Rennie, 52, currently coach of the Chiefs Super Rugby side, will come north with an impressive pedigree.
He joined the New Zealand-based Chiefs in 2012 and won two Super Rugby titles in his first two seasons. In doing so he became the first first-year coach to win a Super Rugby title since 2000.
He has signed a two year deal with Glasgow.
Mark Dodson, chief executive of Scottish Rugby, said: “It is a clear indication of the progress Scottish Rugby, and Glasgow Warriors, are making that we can attract a coach of Dave’s experience to Scotland to work with our players.
“Gregor has developed a great winning culture at Glasgow Warriors and I’m very confident Dave will be able to build on that solid foundation to bring more success to the club.
“We have a group of talented Scottish players at Glasgow and we want to maintain their progress and this appointment will expose them to fresh ideas and new approaches to the game. Dave’s experience at the Chiefs and at New Zealand age-grade level can only help to develop them and the team further.”
Townsend led Warriors to the Guinness Pro12 title in 2015 but it was announced this week that he would be leaving Glasgow in summer 2017 to replace Vern Cotter as Scotland head coach.
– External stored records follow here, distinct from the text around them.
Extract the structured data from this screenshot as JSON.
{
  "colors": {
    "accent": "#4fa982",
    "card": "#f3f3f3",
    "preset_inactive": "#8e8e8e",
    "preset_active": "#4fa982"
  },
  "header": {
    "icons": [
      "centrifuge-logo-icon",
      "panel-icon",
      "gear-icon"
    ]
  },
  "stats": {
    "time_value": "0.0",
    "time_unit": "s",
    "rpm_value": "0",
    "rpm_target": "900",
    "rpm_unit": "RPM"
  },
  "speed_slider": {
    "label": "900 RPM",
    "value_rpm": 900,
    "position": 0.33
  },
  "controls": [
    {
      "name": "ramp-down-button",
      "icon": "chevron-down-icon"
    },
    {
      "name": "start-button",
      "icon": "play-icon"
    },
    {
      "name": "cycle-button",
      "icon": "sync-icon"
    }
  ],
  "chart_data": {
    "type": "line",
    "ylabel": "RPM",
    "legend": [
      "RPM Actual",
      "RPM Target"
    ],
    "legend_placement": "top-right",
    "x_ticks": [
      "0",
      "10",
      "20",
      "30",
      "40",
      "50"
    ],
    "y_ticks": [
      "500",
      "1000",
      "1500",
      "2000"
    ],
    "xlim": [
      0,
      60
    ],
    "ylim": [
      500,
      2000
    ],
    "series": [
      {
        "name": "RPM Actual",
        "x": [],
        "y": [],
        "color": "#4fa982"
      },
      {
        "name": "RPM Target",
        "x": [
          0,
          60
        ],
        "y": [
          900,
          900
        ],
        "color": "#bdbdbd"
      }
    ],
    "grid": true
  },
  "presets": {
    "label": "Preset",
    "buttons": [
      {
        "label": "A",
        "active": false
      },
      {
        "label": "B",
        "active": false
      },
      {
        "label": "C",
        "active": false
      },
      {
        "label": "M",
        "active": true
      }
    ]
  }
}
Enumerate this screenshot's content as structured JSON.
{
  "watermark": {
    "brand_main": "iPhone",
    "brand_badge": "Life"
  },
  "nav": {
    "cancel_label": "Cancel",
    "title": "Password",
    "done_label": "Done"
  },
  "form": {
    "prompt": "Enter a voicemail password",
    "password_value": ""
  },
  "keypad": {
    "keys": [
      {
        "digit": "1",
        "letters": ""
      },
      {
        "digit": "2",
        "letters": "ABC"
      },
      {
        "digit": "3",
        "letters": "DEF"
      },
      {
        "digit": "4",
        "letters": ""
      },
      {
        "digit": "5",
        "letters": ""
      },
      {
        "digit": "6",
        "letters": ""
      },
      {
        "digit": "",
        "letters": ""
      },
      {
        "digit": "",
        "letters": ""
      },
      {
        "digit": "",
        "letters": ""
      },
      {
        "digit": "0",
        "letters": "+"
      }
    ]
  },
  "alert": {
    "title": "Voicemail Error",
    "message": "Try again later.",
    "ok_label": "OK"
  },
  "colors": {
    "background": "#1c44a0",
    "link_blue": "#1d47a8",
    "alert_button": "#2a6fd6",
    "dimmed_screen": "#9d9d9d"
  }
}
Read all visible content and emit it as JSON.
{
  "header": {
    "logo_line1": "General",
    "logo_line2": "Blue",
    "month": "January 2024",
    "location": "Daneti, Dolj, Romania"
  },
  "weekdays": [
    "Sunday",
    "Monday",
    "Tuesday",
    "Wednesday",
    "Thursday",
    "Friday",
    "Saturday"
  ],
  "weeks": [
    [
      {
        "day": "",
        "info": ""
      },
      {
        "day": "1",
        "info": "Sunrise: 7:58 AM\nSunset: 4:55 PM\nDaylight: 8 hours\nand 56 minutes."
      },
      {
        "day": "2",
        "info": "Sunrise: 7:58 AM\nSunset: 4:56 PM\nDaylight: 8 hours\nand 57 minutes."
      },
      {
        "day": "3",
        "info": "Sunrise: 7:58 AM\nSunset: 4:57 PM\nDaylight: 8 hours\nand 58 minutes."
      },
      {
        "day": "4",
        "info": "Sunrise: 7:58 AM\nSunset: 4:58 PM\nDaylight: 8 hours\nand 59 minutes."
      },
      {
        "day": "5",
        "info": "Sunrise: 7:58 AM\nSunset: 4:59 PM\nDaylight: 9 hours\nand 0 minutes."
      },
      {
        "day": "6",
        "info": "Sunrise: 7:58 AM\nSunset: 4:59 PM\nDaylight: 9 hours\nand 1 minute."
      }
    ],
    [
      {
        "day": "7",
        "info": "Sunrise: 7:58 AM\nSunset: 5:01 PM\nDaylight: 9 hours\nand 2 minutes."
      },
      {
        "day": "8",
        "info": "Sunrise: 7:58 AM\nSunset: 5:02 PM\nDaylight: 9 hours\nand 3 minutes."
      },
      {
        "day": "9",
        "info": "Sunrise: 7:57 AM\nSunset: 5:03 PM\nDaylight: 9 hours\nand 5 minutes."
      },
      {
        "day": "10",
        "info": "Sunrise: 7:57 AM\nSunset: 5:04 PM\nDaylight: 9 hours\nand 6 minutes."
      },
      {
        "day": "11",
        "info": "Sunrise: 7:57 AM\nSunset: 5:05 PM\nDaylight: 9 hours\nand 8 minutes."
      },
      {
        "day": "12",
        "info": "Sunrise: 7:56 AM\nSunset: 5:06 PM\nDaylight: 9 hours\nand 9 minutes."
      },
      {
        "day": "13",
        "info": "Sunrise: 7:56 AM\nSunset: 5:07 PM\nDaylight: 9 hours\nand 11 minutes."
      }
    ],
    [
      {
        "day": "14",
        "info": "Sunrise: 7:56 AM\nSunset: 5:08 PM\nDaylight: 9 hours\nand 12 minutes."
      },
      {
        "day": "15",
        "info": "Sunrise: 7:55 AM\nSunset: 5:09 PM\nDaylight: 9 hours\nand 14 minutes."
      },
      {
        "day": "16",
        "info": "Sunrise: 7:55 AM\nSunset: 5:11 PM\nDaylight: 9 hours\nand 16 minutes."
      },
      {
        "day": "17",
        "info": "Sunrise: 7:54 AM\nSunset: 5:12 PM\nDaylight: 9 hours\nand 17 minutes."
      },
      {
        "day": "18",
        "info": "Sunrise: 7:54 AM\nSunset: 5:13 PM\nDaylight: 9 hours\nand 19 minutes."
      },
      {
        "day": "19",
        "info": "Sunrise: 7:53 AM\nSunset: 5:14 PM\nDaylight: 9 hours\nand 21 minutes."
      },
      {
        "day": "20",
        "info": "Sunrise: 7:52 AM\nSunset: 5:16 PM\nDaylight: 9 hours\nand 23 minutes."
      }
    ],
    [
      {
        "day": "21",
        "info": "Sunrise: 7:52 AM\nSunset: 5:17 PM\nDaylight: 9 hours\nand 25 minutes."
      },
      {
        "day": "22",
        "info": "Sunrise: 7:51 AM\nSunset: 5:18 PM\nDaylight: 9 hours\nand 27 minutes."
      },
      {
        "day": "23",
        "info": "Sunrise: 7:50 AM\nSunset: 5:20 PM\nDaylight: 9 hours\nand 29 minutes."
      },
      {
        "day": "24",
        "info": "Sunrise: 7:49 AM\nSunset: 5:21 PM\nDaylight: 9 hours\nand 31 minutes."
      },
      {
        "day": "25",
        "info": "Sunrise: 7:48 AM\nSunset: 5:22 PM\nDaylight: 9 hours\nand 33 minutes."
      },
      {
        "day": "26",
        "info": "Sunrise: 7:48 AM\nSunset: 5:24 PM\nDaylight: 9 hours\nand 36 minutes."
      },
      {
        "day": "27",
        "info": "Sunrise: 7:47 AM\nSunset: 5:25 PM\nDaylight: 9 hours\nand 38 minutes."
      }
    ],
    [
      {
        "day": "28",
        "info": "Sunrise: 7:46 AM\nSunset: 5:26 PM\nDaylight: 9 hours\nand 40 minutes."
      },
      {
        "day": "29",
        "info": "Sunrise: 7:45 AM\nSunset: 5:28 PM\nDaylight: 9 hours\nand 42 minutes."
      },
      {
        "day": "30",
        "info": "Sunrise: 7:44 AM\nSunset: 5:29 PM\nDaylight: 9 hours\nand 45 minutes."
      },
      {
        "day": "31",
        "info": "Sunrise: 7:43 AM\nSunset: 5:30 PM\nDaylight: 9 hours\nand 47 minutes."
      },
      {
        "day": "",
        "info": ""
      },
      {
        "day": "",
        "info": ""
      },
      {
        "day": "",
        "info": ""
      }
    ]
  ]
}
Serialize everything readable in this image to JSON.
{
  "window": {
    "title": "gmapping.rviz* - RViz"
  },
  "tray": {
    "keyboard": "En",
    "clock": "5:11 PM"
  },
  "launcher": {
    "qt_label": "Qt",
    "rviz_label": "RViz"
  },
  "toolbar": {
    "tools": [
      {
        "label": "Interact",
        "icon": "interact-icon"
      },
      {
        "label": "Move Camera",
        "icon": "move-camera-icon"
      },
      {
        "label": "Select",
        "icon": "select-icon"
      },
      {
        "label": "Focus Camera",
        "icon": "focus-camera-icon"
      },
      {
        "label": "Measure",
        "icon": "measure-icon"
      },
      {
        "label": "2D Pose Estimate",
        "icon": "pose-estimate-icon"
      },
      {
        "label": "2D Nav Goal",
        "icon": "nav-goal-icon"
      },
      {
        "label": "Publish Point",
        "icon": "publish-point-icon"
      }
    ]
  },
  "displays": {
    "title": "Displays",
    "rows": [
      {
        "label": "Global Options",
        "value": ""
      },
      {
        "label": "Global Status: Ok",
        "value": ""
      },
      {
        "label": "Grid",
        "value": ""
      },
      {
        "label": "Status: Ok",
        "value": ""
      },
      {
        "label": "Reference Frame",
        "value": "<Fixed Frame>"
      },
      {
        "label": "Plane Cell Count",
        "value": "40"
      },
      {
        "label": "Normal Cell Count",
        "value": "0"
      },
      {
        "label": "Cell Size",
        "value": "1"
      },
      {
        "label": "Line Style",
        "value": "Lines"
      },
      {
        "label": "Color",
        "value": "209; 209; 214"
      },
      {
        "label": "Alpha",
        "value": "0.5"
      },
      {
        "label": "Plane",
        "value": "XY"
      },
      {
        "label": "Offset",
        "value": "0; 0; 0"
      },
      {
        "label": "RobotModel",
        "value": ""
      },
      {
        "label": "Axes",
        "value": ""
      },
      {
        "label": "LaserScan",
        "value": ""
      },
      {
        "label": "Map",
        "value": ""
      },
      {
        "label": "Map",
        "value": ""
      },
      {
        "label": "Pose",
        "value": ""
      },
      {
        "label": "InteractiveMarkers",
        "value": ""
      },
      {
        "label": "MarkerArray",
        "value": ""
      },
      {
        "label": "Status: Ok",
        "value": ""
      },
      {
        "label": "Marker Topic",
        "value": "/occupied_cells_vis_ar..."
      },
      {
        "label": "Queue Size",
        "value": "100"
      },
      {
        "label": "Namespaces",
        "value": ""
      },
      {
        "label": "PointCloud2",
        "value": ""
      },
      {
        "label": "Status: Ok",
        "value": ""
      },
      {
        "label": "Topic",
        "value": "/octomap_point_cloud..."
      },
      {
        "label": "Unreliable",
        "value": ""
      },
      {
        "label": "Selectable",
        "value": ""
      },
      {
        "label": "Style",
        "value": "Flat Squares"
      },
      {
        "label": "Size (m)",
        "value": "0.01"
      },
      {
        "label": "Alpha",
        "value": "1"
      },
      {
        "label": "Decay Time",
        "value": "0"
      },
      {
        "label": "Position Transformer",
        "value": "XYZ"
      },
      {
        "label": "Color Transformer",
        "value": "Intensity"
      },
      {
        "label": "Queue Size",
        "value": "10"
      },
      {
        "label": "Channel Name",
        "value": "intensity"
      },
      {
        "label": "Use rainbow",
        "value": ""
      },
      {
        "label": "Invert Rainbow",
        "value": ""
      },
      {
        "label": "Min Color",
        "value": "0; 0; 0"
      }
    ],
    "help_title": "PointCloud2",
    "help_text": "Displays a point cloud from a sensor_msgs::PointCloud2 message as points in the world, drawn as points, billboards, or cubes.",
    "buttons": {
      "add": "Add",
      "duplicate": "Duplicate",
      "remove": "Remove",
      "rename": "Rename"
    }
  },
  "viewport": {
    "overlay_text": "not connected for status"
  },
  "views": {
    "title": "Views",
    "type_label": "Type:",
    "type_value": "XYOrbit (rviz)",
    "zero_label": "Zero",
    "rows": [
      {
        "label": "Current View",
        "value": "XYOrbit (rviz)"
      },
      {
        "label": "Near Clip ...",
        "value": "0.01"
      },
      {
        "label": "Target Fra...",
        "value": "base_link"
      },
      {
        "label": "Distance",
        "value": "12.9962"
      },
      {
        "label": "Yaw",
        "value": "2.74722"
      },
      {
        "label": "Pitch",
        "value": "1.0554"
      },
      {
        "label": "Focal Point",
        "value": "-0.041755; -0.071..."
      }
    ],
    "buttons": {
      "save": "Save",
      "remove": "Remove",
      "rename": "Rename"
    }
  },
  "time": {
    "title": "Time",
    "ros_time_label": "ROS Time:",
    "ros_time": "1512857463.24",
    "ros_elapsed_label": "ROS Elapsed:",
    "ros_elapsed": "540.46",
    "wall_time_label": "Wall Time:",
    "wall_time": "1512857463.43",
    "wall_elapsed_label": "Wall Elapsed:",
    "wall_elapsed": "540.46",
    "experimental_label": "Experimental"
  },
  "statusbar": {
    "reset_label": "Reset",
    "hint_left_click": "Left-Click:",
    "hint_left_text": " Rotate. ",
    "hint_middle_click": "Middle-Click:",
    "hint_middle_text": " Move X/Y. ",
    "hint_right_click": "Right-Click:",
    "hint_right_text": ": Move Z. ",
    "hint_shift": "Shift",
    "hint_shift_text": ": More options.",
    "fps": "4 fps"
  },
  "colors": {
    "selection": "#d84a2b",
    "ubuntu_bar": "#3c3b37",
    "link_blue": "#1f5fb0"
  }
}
Rennie said: “I am delighted to be appointed to the head coach role at Glasgow Warriors. The opportunity to work with such an exciting group of players at a club that has such big ambitions and a great winning culture was one I couldn’t turn down.
“It’s no secret I have been interested in coaching abroad and this chance with Scottish Rugby fitted the bill perfectly.
“As a coach you want to test yourself in new environments with new challenges. The work Gregor and his team have done at the Warriors speaks for itself and I am very motivated to continue that success and build the club.”
Rennie was a centre with Wellington as a player and then held a position at the International Rugby Academy of New Zealand as a resource coach between 2003-2007.
He also coached Manawatu in the ITM Cup between 2006-2011, and alongside that role he coached the New Zealand U20 side which won three consecutive Junior World Championships between 2008-2010.
He started his coaching career in 1999 at Wellington, where the team won their first NPC title in 14 years in his opening season as head coach in 2000.